Save the Murray Center — AFSCME members at the Murray Developmental Center are continuing to work closely with the families of Center residents to stave off Governor Quinn’s attempt to shut down the facility. They have traveled to Springfield to personally educate legislators from across the state about the vital role that the Murray Center plays in the lives of more than 250 individuals with severe developmental disabilities, and they continue to reach out to allies in the local community who understand the importance of the center to the economy of the region.
The Quinn Administration has subcontracted the closure process to an outside firm, Community Resource Associates, which is putting intense pressure on parents to agree to an assessment process that is intended to push individuals out of the Center—but many parents are holding firm and refusing to agree.
Administration Targets State Mental Health Centers — Changes to state law in recent years have significantly reduced the number of mentally ill individuals who are being served in specialized for-profit nursing homes, known as Institutions for Mental Disease (IMDs). Traditionally these IMDs served individuals with chronic mental health problems, many of whom were highly functional and are now living more independently in community settings. That has left the IMDs to search for a new mission, and Governor Quinn’s chief mental health aide has just the thing for them: Take over responsibilities of state mental health centers, including housing individuals now served on forensic units who have been found not guilty by reason of insanity or unfit to stand trial by the legal system.
Fortunately, several advocacy groups are standing up to the Quinn Administration and resisting efforts to make it easier to place individuals in the IMDs. However, the Administration continues to press for a redefinition of the population that IMDs serve to make it easier to deflect individuals in acute crisis from state hospitals to for-profit nursing homes. Legislation is being developed that would effectuate a redefinition of the role that IMDs play, and AFSCME lobbyists have been closely monitoring this process and working to educate all concerned parties about the important and necessary role that state mental health centers play in a continuum of care and services for individuals with mental illness.

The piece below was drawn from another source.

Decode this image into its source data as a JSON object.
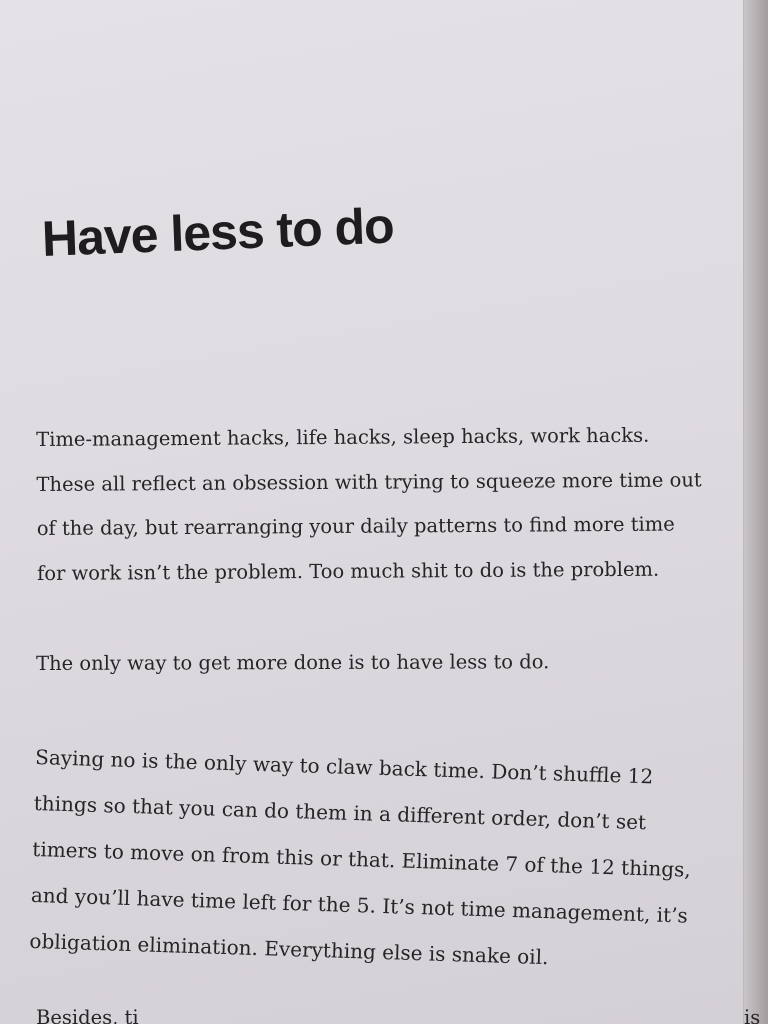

Maximus Contract Contested — AFSCME is continuing its efforts to educate legislators about the inefficiency of the Maximus contract that DHFS entered into for Medicaid eligibility reviews. AFSCME’s analysis demonstrates that the work could be performed more cheaply in-house, with a savings of at least $18 million annually.
In addition, the union has filed a grievance regarding the Maximus contract pursuant to the subcontracting language of the state master agreement. The grievance is now before an arbitrator. In January, the arbitrator ordered management to meet with the union to attempt to reach a resolution. Unfortunately, no adequate offer was made by management that would encourage a settlement. The hearing began April 4 and concluded last week. The arbitrator is expected to issue his decision in late June.
A major part of the union’s case was based on the information shared by DHS and DHFS workers who provided concrete examples of the inefficiency inherent in the new Maximus procedures.
Payment of FY 13 Step Increase — When the previous union contract expired on June 30, 2012, the employer took the position that it was not obligated to pay the step increase due to employees on their creditable service date. The union immediately filed a grievance to contest this decision.
Last month the Quinn Administration agreed to settle that grievance and move all employees who were due a step increase up one step on their creditable service date, as well as to pay any wages owed for that step back to the date in FY13 it was due. That settlement is now in the process of being implemented. Employees in some agencies have already received the one-step salary adjustment and employees in all other agencies should receive it on paychecks issued by the end of the month.
Via AFSCME Council 31